Top of Exercise material

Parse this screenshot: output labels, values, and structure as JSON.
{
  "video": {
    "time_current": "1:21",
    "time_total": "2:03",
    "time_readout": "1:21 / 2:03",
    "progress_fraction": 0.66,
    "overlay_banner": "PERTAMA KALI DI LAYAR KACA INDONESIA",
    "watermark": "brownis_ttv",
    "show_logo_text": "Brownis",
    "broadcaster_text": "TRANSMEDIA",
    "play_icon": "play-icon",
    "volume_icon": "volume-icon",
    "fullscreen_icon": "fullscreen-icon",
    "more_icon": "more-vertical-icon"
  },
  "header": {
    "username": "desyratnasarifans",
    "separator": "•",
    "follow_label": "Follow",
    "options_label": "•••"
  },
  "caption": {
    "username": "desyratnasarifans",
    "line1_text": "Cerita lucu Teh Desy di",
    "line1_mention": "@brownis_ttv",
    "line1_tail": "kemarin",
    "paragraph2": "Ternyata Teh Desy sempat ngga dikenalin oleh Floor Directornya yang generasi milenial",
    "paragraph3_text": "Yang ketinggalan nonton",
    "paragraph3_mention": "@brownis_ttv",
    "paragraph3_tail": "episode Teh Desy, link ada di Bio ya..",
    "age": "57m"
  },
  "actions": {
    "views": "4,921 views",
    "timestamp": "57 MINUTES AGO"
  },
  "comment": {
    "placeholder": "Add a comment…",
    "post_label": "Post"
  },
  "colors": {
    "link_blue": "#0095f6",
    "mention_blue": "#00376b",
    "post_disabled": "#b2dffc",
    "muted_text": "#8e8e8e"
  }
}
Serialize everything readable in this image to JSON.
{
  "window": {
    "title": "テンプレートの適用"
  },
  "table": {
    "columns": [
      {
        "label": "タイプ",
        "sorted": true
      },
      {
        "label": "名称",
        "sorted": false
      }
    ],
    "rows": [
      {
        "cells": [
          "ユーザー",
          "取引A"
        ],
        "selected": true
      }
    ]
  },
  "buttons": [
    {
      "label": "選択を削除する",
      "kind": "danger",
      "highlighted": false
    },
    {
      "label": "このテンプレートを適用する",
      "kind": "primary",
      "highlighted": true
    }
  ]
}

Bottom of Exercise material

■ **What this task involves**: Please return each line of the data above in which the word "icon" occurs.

■ **Task response**:
    "play_icon": "play-icon",
    "volume_icon": "volume-icon",
    "fullscreen_icon": "fullscreen-icon",
    "more_icon": "more-vertical-icon"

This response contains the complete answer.